For more on this one, click here.

6 October 2013

Meet the artists of Lambeth

It's Lambeth Open Studios this weekend, with studios from Kennington to West Norwood open from 10am to 6pm offering a chance to see the places where artists and craftspeople in the borough do their work.


The variety of arts and crafts on offer means that if this sort of thing appeals you're bound to be able to find something that you like, with printmakers, portrait artists, textile recyclers, painters of jazz and blues musicians, embroiderers and illustrators just some of those who are opening their studios - which are also often their homes - to visitors.

For more, see http://www.lambethopen.com

^Picture © munksynz used under a Creative Commons license^

5 October 2013

Attend the Japan Matsuri 2013

Trafalgar Square becomes a centre for all things Japanese today, with music food and dance from 11am until 9pm, as well as fun activities such as Japanese cartoon Japanese games and the chance to dress in kimono.


We are told to expect Taiko Drumming, Japanese Dance and a live karaoke contest on the main stage, as well as martial arts demonstrations, attracting up to 70,000 visitors.
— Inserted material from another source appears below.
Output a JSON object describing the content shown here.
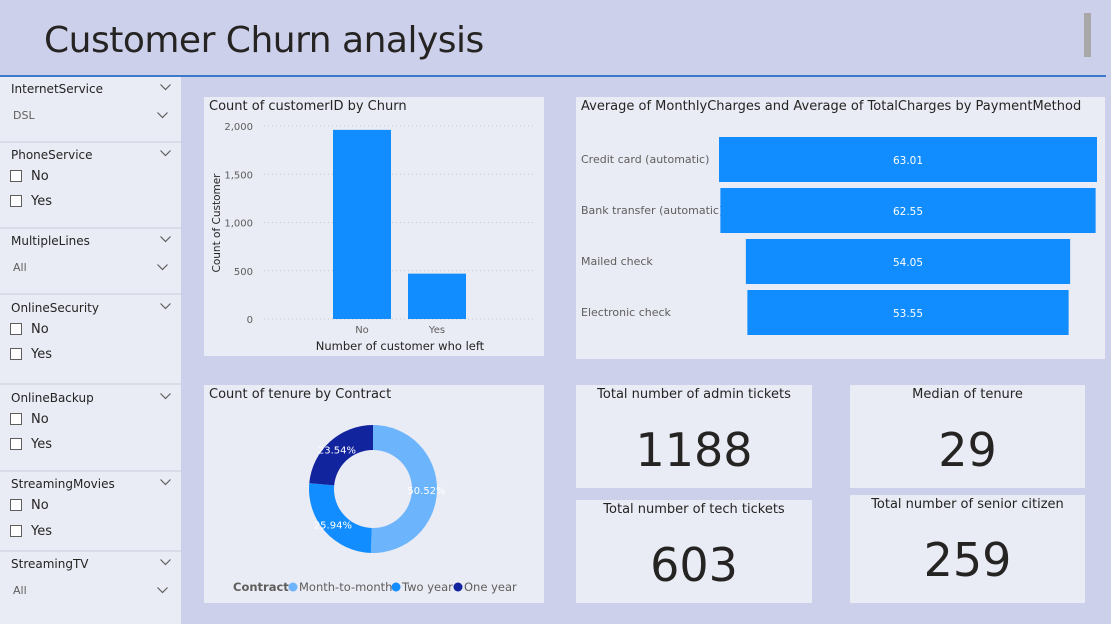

It's a promotional exercise for all things Japanese, supported by the Japan Association in the UK, the Japan Chamber of Commerce and Industry in the UK, the Japan Society and the Embassy of Japan.

For full details, see http://japanmatsuri.com

4 October 2013

Go late at the Churchill War Rooms

Given the nights that Churchill and his inner circle spent in their wartime bunker beneath the Treasury, directing the country's efforts during the Second World War, it seems a fitting spot to visit after dark, which is a happy coincidence because this evening it is holding a special late opening with a chance to visit in the evenings.


Visitors - who must book in advance - are told to expect film screenings and the chance to practice spy skills and for a chance to win a  prize. Fittingly enough - given Churchill's fondness for booze - there is also a pop-up bar.

For more, see http://www.iwm.org.uk/events/churchill-war-rooms/late-at-churchill-war-rooms

^Picture © Avinash Kunnath used under a Creative Commons license^

3 October 2013

Shop at the Review Bookshop

A compact little bookshop on Bellenden Road in Peckham, Review is owned by Peckham Literary Festival creator Roz Simpson, who runs it with the author Evie Wyld, and the result is a beautiful little shop, packed with great books.


Like all good bookshops, Review also holds regular events. Indeed, this evening they are hosting a 10th anniversary party for the Birkbeck-based literary anthology, the Mechanics’ Institute Review.

For more, see http://www.reviewbookshop.co.uk

2 October 2013

See the cave paintings at Niaux, France

Refreshed and revitalised after a week off among the vineyards of Southern France, your author will be back to writing about London tomorrow. Until then, one truly inspiring French place is definitely worthy of a mention, for deep within the caves at Niaux in the Ari├Ęge department of southwestern France is the Salon Noir, a echoing chamber where it is possible to see art painted on the walls by humans like us more than 10,000 years ago.


The experience is other-worldly, as a small group of visitors make their way through tunnels and chambers of the caves, passing more recent graffiti from the 17th, 18th and 19th centuries before climbing a sand dune deep within the caves to reach the Salon Noir, passing red and black symbols left on the walls by visitors during the Magdalenian period, before a torch lights up images of bison, horses and ibex, some as fresh as if they had been drawn the day before in black pigment on the stone walls. It was an experience your author will never forget.

For more, see http://en.wikipedia.org/wiki/Cave_of_Niaux

^Picture © Archaeology Travel used under a Creative Commons license^